#### PROBLEM TO SOLVE
Report how many lines in the records hold the string "title"; give the number and nothing else.

#### DATA UNDER STUDY
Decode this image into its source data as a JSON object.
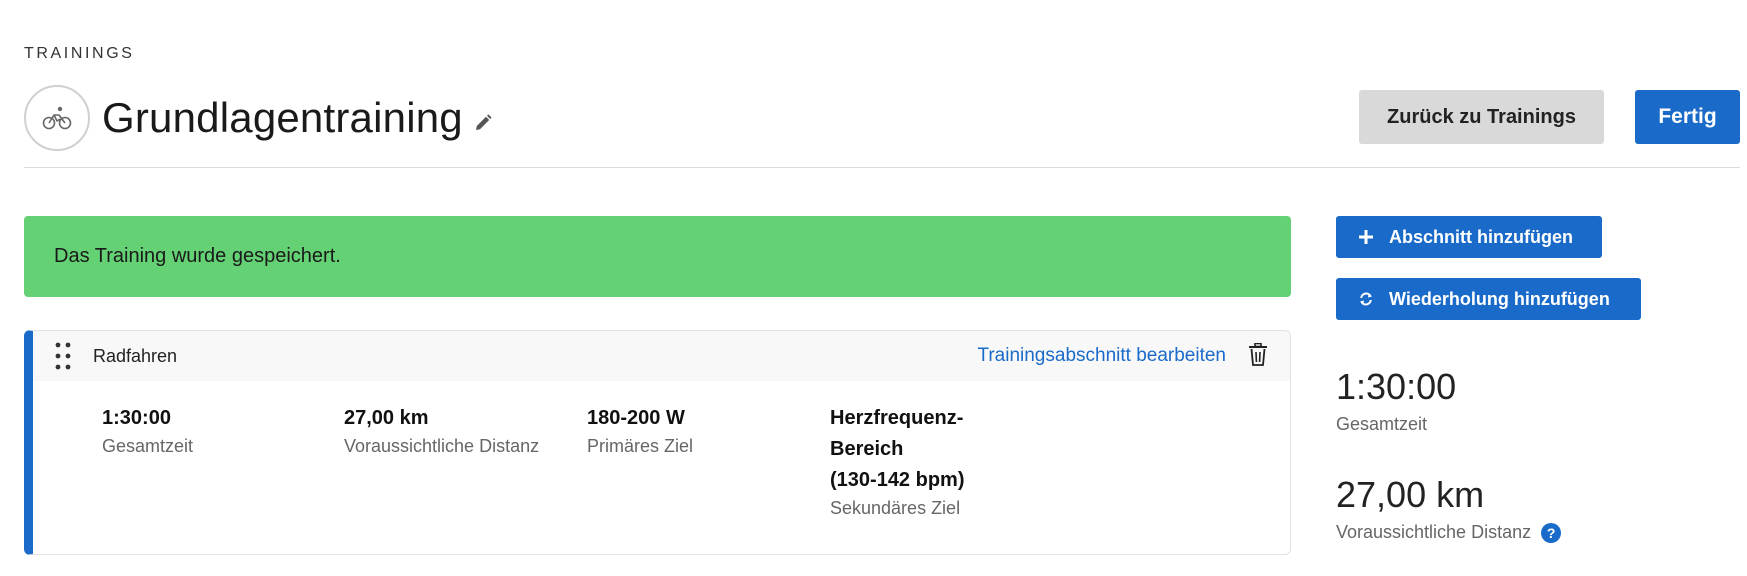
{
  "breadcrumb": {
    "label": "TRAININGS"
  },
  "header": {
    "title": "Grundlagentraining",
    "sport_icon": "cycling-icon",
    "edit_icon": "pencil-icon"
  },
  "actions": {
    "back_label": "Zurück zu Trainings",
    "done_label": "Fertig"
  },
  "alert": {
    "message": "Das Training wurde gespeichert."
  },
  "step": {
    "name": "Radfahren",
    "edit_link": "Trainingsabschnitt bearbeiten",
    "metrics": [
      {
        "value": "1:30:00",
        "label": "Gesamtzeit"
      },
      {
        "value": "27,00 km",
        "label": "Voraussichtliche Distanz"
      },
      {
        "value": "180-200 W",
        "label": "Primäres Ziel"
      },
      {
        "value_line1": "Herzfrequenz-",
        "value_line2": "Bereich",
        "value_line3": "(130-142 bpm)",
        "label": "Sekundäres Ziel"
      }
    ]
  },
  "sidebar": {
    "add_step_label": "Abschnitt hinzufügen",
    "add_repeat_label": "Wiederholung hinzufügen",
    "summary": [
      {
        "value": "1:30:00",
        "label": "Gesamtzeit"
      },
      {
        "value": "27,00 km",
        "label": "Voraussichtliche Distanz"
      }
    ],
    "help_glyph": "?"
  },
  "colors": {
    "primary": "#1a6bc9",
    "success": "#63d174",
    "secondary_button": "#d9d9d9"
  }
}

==

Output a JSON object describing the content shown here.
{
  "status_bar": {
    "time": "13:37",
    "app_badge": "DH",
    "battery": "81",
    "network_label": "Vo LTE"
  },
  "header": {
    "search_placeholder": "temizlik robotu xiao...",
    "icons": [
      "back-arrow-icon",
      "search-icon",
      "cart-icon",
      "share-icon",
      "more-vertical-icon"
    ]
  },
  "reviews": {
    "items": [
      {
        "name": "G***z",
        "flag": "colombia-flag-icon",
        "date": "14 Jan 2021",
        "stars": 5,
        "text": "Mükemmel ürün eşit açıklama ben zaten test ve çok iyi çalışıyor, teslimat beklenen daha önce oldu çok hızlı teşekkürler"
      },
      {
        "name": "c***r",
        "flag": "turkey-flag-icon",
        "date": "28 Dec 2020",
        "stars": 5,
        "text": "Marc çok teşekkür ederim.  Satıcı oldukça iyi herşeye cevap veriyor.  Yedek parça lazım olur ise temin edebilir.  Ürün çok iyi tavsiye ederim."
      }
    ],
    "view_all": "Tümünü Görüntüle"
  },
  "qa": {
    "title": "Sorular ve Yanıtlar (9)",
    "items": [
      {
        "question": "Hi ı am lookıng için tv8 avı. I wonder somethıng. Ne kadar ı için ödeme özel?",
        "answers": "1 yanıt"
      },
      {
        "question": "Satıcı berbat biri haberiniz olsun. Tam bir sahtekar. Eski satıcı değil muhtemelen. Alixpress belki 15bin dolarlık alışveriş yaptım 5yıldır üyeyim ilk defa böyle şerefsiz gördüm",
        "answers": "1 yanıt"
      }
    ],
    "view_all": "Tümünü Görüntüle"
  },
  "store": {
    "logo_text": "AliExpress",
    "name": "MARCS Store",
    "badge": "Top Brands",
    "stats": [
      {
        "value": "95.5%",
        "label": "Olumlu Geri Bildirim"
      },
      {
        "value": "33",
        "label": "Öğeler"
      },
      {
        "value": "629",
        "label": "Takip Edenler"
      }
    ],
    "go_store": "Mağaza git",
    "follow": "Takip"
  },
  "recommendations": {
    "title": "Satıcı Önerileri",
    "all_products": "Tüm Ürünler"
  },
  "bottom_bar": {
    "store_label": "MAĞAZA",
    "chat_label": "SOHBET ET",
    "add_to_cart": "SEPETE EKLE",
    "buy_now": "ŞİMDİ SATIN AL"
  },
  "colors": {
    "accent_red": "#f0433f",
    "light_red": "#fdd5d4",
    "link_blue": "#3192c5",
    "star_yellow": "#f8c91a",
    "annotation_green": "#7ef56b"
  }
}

#### FINISHED EXERCISE
3